═════ Data shown ═════

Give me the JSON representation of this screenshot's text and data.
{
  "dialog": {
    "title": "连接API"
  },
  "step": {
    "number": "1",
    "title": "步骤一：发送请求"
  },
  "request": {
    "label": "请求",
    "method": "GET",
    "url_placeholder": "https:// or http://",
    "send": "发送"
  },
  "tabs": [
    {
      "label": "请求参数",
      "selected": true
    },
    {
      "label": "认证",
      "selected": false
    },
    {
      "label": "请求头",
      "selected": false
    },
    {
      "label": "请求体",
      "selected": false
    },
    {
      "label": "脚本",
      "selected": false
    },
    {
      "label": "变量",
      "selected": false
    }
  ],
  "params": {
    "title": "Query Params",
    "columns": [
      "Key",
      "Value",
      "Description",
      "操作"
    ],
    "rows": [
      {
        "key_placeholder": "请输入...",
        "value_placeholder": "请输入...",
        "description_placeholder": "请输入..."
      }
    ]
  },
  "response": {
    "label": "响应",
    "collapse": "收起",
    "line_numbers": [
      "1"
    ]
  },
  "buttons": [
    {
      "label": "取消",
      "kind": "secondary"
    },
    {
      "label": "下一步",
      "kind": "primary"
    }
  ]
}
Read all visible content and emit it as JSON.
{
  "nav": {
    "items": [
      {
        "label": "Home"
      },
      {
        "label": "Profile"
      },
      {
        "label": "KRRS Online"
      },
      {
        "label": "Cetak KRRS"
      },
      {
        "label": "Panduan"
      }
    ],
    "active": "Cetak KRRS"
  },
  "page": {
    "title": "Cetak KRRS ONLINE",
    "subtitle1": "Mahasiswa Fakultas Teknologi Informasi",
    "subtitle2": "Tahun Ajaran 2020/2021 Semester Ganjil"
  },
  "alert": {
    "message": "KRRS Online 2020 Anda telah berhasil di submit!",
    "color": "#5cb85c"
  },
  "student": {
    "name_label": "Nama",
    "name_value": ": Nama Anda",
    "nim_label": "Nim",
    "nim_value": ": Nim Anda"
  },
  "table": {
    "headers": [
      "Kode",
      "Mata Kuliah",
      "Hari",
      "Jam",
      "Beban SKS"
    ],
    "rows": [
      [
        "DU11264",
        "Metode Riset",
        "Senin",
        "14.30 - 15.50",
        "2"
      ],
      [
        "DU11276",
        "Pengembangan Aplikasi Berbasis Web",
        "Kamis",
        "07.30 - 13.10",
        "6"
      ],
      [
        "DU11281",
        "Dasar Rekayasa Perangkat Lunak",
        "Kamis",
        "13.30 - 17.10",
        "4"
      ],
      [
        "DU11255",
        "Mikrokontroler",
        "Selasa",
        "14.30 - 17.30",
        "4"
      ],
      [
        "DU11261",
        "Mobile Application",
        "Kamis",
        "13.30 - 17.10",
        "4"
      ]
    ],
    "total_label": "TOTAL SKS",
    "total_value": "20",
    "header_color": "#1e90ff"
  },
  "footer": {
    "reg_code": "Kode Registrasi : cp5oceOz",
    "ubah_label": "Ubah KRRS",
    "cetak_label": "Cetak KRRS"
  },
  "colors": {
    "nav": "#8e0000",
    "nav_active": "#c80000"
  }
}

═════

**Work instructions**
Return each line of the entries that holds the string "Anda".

**Expected output**
    "message": "KRRS Online 2020 Anda telah berhasil di submit!",
    "name_value": ": Nama Anda",
    "nim_value": ": Nim Anda"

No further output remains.